Goal of the exercise — Print the records exactly and in full, please; the pictures stay out.

Exercise data —
^^^^^^^^
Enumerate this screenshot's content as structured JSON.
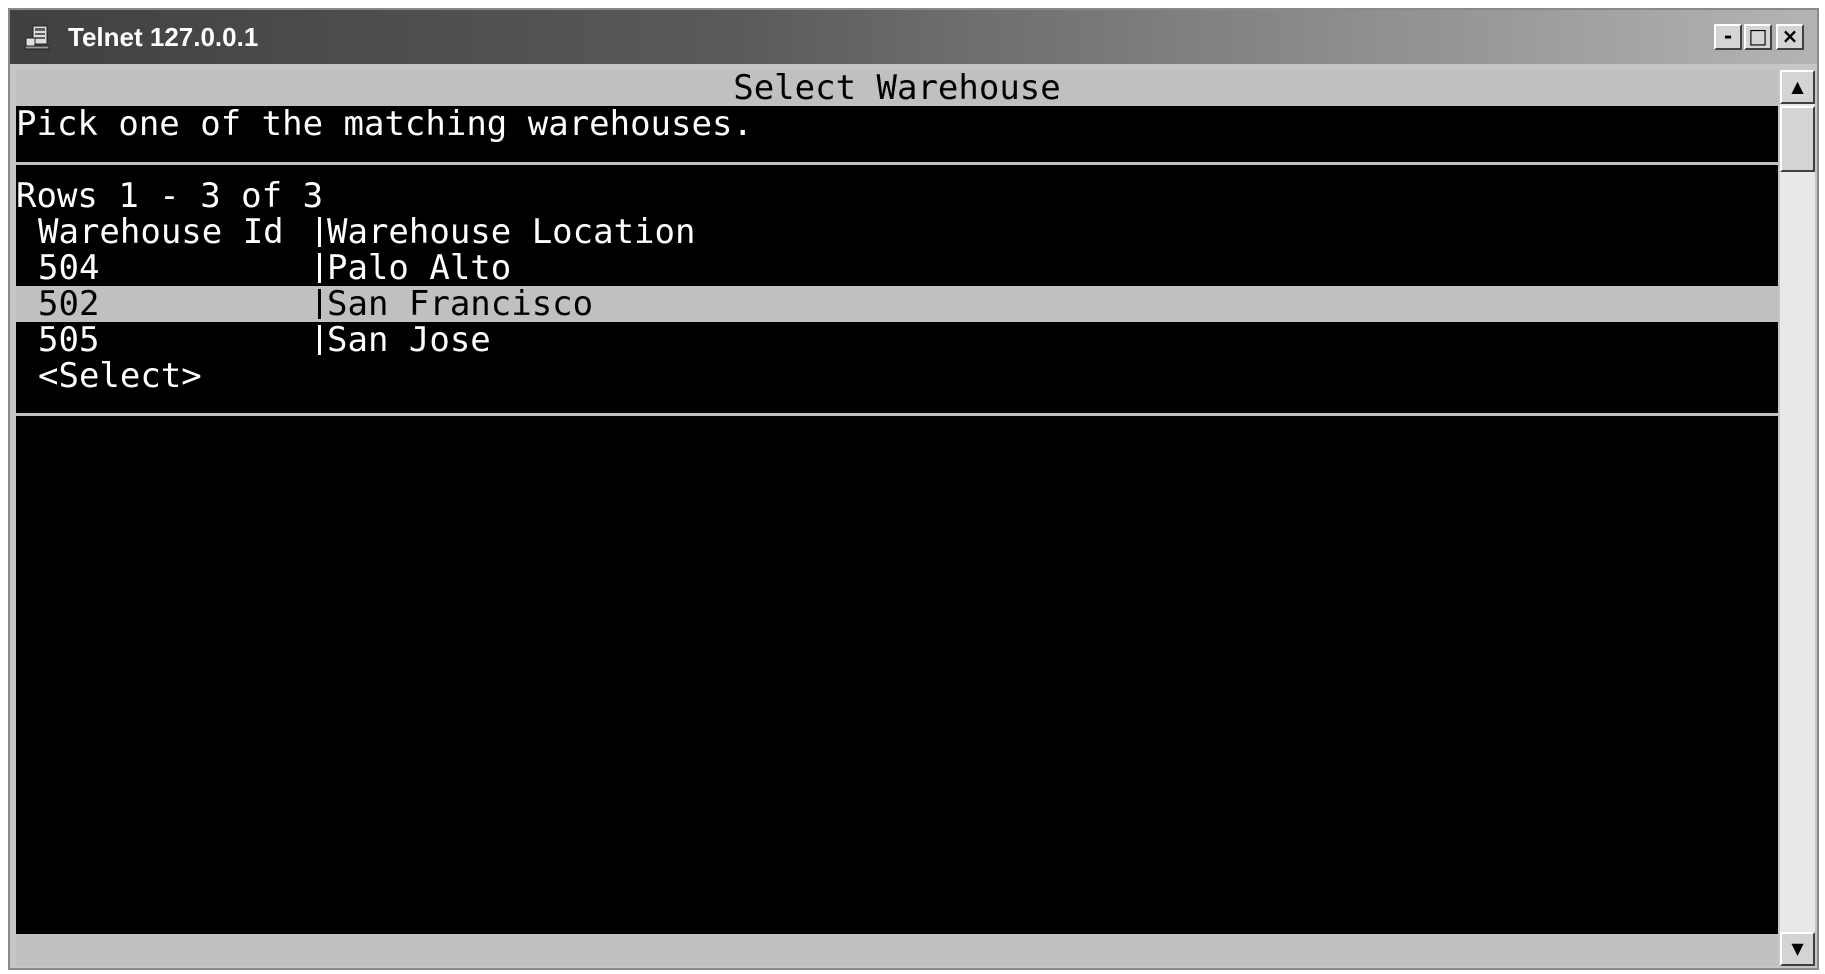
{
  "window": {
    "title": "Telnet 127.0.0.1",
    "minimize_glyph": "-",
    "maximize_glyph": "□",
    "close_glyph": "×"
  },
  "screen": {
    "header": "Select Warehouse",
    "instruction": "Pick one of the matching warehouses.",
    "row_count": "Rows 1 - 3 of 3",
    "columns": [
      "Warehouse Id",
      "Warehouse Location"
    ],
    "rows": [
      {
        "id": "504",
        "location": "Palo Alto",
        "selected": false
      },
      {
        "id": "502",
        "location": "San Francisco",
        "selected": true
      },
      {
        "id": "505",
        "location": "San Jose",
        "selected": false
      }
    ],
    "select_action": "<Select>"
  },
  "scrollbar": {
    "up_glyph": "▲",
    "down_glyph": "▼"
  },
  "colors": {
    "terminal_bg": "#000000",
    "terminal_fg": "#ffffff",
    "highlight_bg": "#c0c0c0"
  },
  "icons": {
    "app": "telnet-computer-icon"
  }
}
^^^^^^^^
Output for this exercise —
Enumerate this screenshot's content as structured JSON.
{
  "window": {
    "title": "Telnet 127.0.0.1",
    "minimize_glyph": "-",
    "maximize_glyph": "□",
    "close_glyph": "×"
  },
  "screen": {
    "header": "Select Warehouse",
    "instruction": "Pick one of the matching warehouses.",
    "row_count": "Rows 1 - 3 of 3",
    "columns": [
      "Warehouse Id",
      "Warehouse Location"
    ],
    "rows": [
      {
        "id": "504",
        "location": "Palo Alto",
        "selected": false
      },
      {
        "id": "502",
        "location": "San Francisco",
        "selected": true
      },
      {
        "id": "505",
        "location": "San Jose",
        "selected": false
      }
    ],
    "select_action": "<Select>"
  },
  "scrollbar": {
    "up_glyph": "▲",
    "down_glyph": "▼"
  },
  "colors": {
    "terminal_bg": "#000000",
    "terminal_fg": "#ffffff",
    "highlight_bg": "#c0c0c0"
  },
  "icons": {
    "app": "telnet-computer-icon"
  }
}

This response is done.